Both programs are part of a national mortgage-relief settlement reached in April with the five largest mortgage banks for people who lost their homes between Jan. 1, 2008, and Dec. 31, 2011.

An estimated 7,600 New Hampshire residents are eligible for the one-time payment, according to James Boffetti, assistant New Hampshire attorney general who oversees consumer matters.

A federal administrator has estimated that “perhaps $4.5 million in one-time direct payments” could go to New Hampshire residents, if that number holds up.

Those people must apply by Friday, by calling the attorney general’s mortgage hotline at 866-522-4450.

They must have been foreclosed upon by one of the five biggest lenders in the country: Ally/GMAC, Bank of America, Citi, JPMorgan Chase or Wells Fargo.

Many more people who still own their homes but are facing foreclosure are likely to be aided by other provisions in the national settlement, said Boffetti. These include people who dealt with many other banks or mortgage-holding entities.

The national settlement earmarked $5 billion to help people, of which about $10.5 million came to New Hampshire.
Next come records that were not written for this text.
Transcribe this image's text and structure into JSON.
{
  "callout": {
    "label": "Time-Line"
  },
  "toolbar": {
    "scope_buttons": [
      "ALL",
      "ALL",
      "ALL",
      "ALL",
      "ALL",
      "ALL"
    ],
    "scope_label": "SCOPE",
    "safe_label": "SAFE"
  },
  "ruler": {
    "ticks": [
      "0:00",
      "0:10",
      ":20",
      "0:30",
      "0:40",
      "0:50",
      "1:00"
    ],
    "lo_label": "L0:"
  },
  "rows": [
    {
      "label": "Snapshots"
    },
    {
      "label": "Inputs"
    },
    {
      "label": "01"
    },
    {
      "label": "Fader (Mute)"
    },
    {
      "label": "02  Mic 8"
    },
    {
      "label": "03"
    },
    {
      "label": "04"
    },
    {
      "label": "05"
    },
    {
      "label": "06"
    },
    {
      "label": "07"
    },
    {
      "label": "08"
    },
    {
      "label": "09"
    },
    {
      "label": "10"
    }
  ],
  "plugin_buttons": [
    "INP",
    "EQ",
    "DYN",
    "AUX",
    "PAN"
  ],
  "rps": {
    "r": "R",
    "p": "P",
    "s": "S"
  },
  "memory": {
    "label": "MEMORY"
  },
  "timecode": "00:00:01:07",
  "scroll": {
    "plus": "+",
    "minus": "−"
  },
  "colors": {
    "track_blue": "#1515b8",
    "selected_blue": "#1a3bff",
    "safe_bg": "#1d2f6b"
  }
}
This figure is being used by housing counseling agencies to hire counselors to advise homeowners who are “underwater” – whose home is worth less on the market than the mortgage they took out before the housing bubble burst – and attorneys to fight foreclosures in court.

Many other people can be, or have been, assisted by reductions in interest or principal payments as part of the biggest portion of the settlement, Boffetti said.

Nationally, banks were penalized $20 billion if they didn’t help mortgage holders in the form of restructured loans – reduction in principal or interest rate – or short sales. This has been an incentive for them to help problem loans.

“I have talked to consumers who got letters directly from their bank reducing the principal, or the interest rate, saying you don’t have to do anything about it,” said Boffetti. “The estimated total principal reduction in NH was $19 million, and there are signs we might do better than that,” he said.

For more information on New Hampshire participation in the national settlement, visit doj.nh.gov/consumer/mortgage-
settlement/index.htm

David Brooks can be reached at 594-6531 or dbrooks@nashua
telegraph.com. Follow Brooks’ blog on Twitter (@GraniteGeek).